● Work task
A copy is needed of each line in the records that has the word "selected".
------
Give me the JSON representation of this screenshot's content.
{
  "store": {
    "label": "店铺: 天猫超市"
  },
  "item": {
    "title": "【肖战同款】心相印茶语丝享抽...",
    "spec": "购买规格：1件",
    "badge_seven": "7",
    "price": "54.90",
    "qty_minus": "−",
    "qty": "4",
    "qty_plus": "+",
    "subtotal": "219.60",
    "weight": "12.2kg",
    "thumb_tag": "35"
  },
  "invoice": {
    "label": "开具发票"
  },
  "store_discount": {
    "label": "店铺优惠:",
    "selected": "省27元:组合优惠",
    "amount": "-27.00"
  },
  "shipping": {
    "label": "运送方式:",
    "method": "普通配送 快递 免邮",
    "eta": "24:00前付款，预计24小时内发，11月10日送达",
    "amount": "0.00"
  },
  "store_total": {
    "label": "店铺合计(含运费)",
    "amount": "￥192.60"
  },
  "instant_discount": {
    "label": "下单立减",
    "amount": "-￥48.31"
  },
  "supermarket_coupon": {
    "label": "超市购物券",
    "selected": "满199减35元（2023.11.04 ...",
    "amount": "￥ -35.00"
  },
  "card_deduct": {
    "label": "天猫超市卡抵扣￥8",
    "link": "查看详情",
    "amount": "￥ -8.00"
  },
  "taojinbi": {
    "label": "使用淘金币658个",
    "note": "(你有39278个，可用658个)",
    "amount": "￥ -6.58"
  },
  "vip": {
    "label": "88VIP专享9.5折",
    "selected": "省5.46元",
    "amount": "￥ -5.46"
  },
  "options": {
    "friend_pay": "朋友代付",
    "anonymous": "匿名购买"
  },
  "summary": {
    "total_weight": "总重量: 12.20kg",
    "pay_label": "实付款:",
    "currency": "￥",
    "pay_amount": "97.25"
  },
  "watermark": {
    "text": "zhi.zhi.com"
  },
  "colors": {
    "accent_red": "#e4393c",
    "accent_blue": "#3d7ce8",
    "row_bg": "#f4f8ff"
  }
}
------
● Output for this exercise
    "selected": "省27元:组合优惠",
    "selected": "满199减35元（2023.11.04 ...",
    "selected": "省5.46元",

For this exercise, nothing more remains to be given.